RPT-UPDATE 2-Texas judge warns CPS in Texas nuclear dispute

* Texas judge directs parties to negotiate withdrawal

* NRG not to pursue new reactors without loan guarantee

* NRG sees possible $400 million pretax write-off
(Adds further comments from Crane, Knox and LeBlanc-Burley,
paragraphs 10-18)

HOUSTON, Jan 29 (BestGrowthStock) – NRG Energy Inc (NRG.N: ) CEO
David Crane said on Friday the company would not pursue
construction of two nuclear reactors in Texas if the project
loses a federal loan guarantee due to a dispute with partner
CPS Energy.

A Texas state judge on Friday ruled CPS may withdraw its
financial support from the $10 billion project, but cannot
expect to retain its 50 percent ownership stake, according to a
court transcript.

“If you want to be in the play, you have to pay, or you
can’t stay,” Judge Larry Noll said. “You will eventually lose
your equity share.”

The judge directed the parties to negotiate a settlement
addressing project ownership and withdrawal.

The dispute could be the second setback for new nuclear
reactors in the United States, after FPL Group Inc (FPL.N: ) said
this month it would halt billions of dollars in capital
expenditures, including reevaluating development of two new
reactors, after getting a negative rate case ruling.

In December, CPS, a municipal utility owned by San Antonio,
sued NRG for $32 billion, alleging NRG misled utility officials
on the estimated cost of the reactors, among other things.

CPS is a 50-50 partner with Nuclear Innovation North
America, a partnership between NRG and Toshiba Corp (6502.T: ),
to build the two reactors in South Texas. The utility has spent
more than $300 million on the nuclear expansion project.

Before the judge’s ruling Friday, Crane told analysts and
investors in a conference call that suspending the project
could cause NRG to take a pretax write-off of $400 million.

Even with Friday’s ruling, prospects for construction of
South Texas Project units 3 and 4 remain uncertain should CPS
withdraw completely from the project.

Crane said the nuclear project remains economically viable.
“So long as there is a real possibility that we can secure a
federal loan guarantee, we will continue to exert every effort
to resolve the dispute with CPS fairly and in a timely manner,”
Crane said.

NRG, however, will not move forward “unless we see a clear
path forward to success,” Crane said.
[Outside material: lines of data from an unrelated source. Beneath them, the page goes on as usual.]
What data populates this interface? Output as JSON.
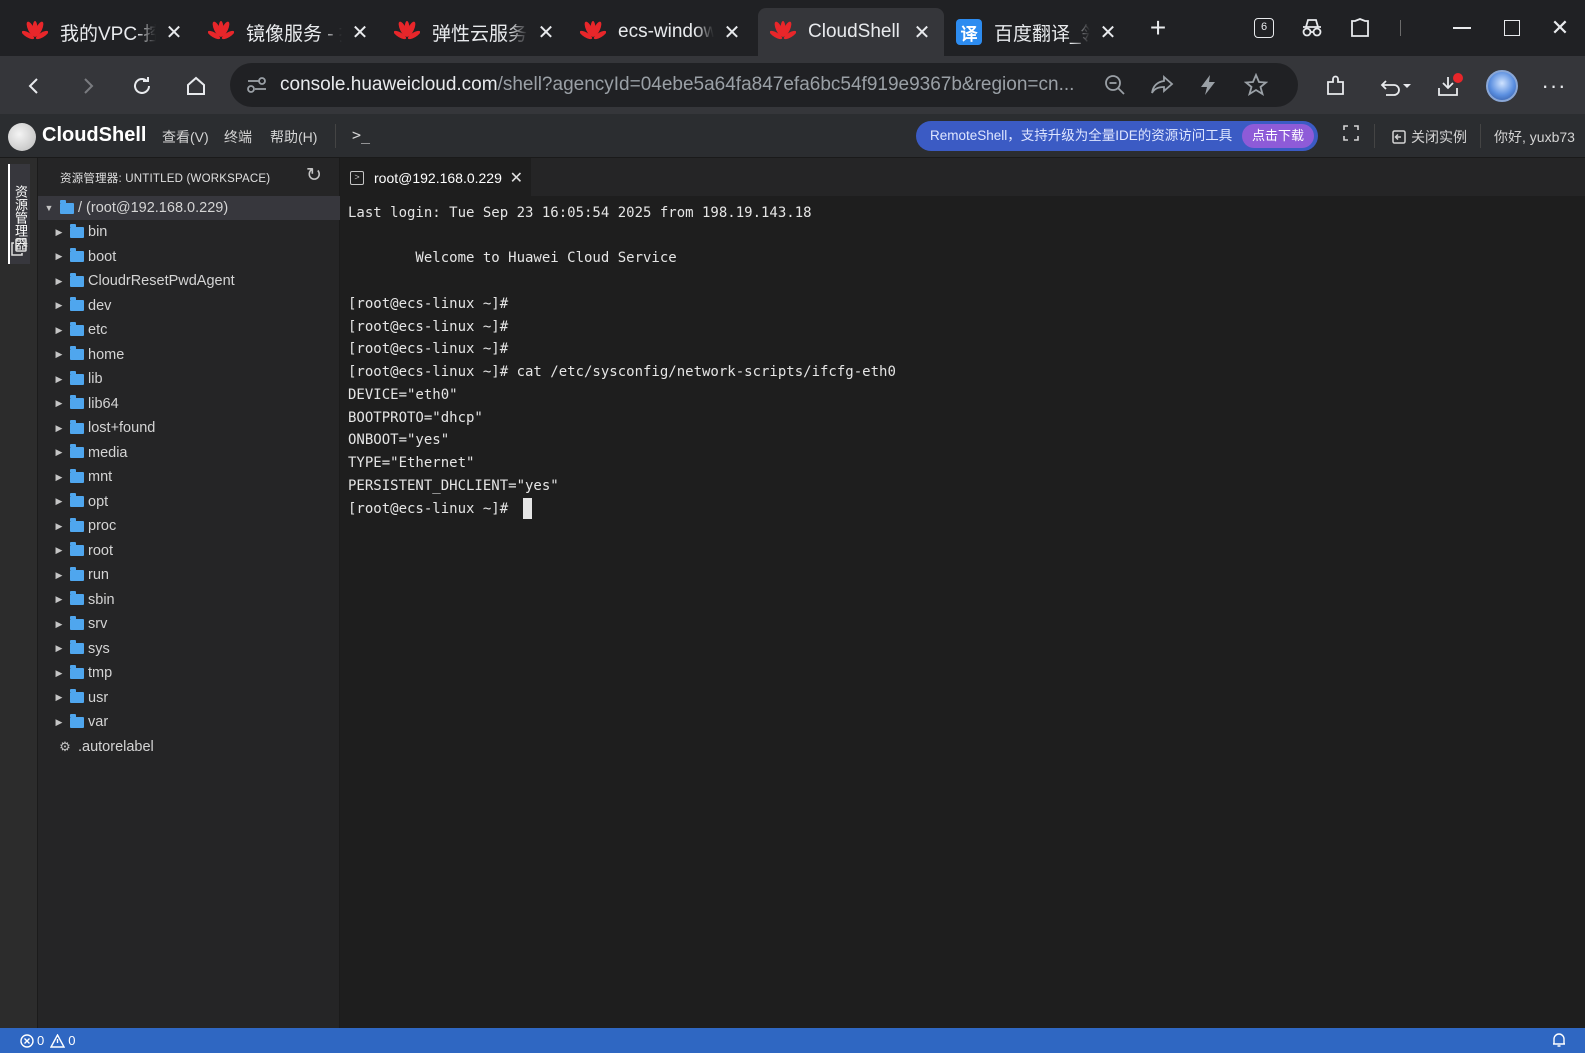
{
  "browser": {
    "tabs": [
      {
        "title": "我的VPC-控制台",
        "icon": "huawei-icon"
      },
      {
        "title": "镜像服务 - 控制台",
        "icon": "huawei-icon"
      },
      {
        "title": "弹性云服务器",
        "icon": "huawei-icon"
      },
      {
        "title": "ecs-windows",
        "icon": "huawei-icon"
      },
      {
        "title": "CloudShell",
        "icon": "huawei-icon",
        "active": true
      },
      {
        "title": "百度翻译_领",
        "icon": "baidu-translate-icon",
        "icon_glyph": "译"
      }
    ],
    "tab_count_badge": "6",
    "url_host": "console.huaweicloud.com",
    "url_path": "/shell?agencyId=04ebe5a64fa847efa6bc54f919e9367b&region=cn..."
  },
  "cloudshell": {
    "title": "CloudShell",
    "menu": {
      "view": "查看(V)",
      "terminal": "终端",
      "help": "帮助(H)"
    },
    "banner": {
      "text": "RemoteShell，支持升级为全量IDE的资源访问工具",
      "action": "点击下载"
    },
    "close_instance": "关闭实例",
    "greeting": "你好, yuxb73"
  },
  "activity": {
    "explorer_label": "资源管理器"
  },
  "explorer": {
    "header": "资源管理器: UNTITLED (WORKSPACE)",
    "root": "/ (root@192.168.0.229)",
    "folders": [
      "bin",
      "boot",
      "CloudrResetPwdAgent",
      "dev",
      "etc",
      "home",
      "lib",
      "lib64",
      "lost+found",
      "media",
      "mnt",
      "opt",
      "proc",
      "root",
      "run",
      "sbin",
      "srv",
      "sys",
      "tmp",
      "usr",
      "var"
    ],
    "files": [
      ".autorelabel"
    ]
  },
  "terminal": {
    "tab_title": "root@192.168.0.229",
    "lines": [
      "Last login: Tue Sep 23 16:05:54 2025 from 198.19.143.18",
      "",
      "        Welcome to Huawei Cloud Service",
      "",
      "[root@ecs-linux ~]#",
      "[root@ecs-linux ~]#",
      "[root@ecs-linux ~]#",
      "[root@ecs-linux ~]# cat /etc/sysconfig/network-scripts/ifcfg-eth0",
      "DEVICE=\"eth0\"",
      "BOOTPROTO=\"dhcp\"",
      "ONBOOT=\"yes\"",
      "TYPE=\"Ethernet\"",
      "PERSISTENT_DHCLIENT=\"yes\"",
      "[root@ecs-linux ~]# "
    ]
  },
  "status": {
    "errors": "0",
    "warnings": "0"
  },
  "colors": {
    "status_bar": "#2f67c2",
    "huawei_red": "#e8262a",
    "banner_blue": "#3b5bc4"
  }
}
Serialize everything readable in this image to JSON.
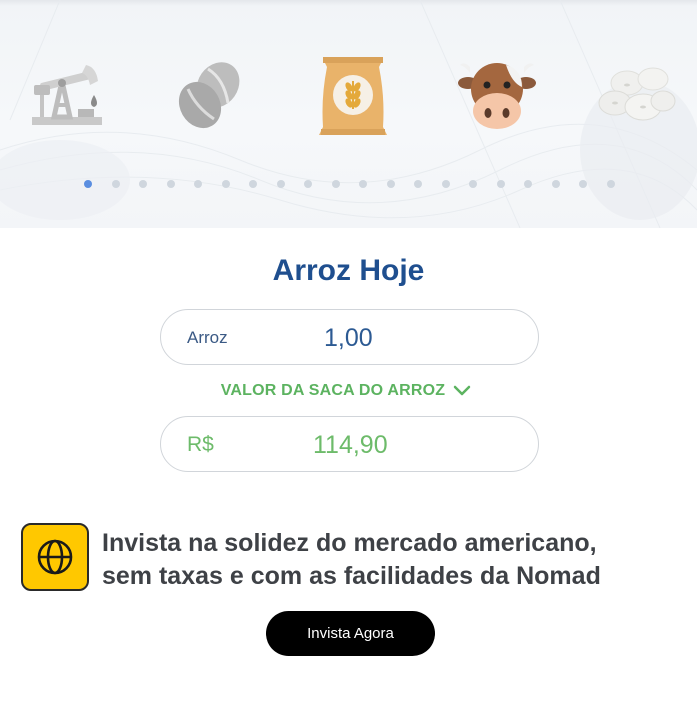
{
  "carousel": {
    "items": [
      {
        "icon": "oil-pump-icon"
      },
      {
        "icon": "coffee-beans-icon"
      },
      {
        "icon": "grain-sack-icon"
      },
      {
        "icon": "cow-icon"
      },
      {
        "icon": "white-beans-icon"
      }
    ],
    "dot_count": 20,
    "active_index": 0,
    "active_dot_color": "#5a8ee0"
  },
  "converter": {
    "title": "Arroz Hoje",
    "quantity_label": "Arroz",
    "quantity_value": "1,00",
    "unit_selector_label": "VALOR DA SACA DO ARROZ",
    "price_label": "R$",
    "price_value": "114,90"
  },
  "promo": {
    "icon": "globe-icon",
    "line1": "Invista na solidez do mercado americano,",
    "line2": "sem taxas e com as facilidades da Nomad",
    "button_label": "Invista Agora"
  },
  "colors": {
    "title_blue": "#1f4f8f",
    "green": "#5cb360",
    "promo_yellow": "#ffc800",
    "button_black": "#000000"
  }
}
NRG spokesman Dave Knox said Friday’s ruling “gives CPS
clarity on their rights if they withdraw.”

If the parties can negotiate a settlement, “we can get that
clear path to success,” Knox said.

CPS officials agreed that the ruling helped define the
utility’s rights. “Now we want an equitable solution at the
negotiating table,” said Jelynne LeBlanc-Burley, acting general
manager of CPS Energy, in a statement.

Crane said before the CPS dispute, he thought the South
Texas project was among front runners to get “the all-critical”
federal loan guarantee. But now, Crane said, he did not believe
the Department of Energy would risk any of the $18.5 billion
loan guarantee fund on a troubled project.

CPS and NRG each applied for a loan guarantee for their
respective shares of the project.

“We have reason to believe that the DOE sees a fierce
dispute between the equal partners … as an extremely high
obstacle to them committing a loan to the project,” Crane told
investors.

Stock Market Money

(Reporting by Scott DiSavino and Eileen O’Grady; Editing by
David Gregorio)

RPT-UPDATE 2-Texas judge warns CPS in Texas nuclear dispute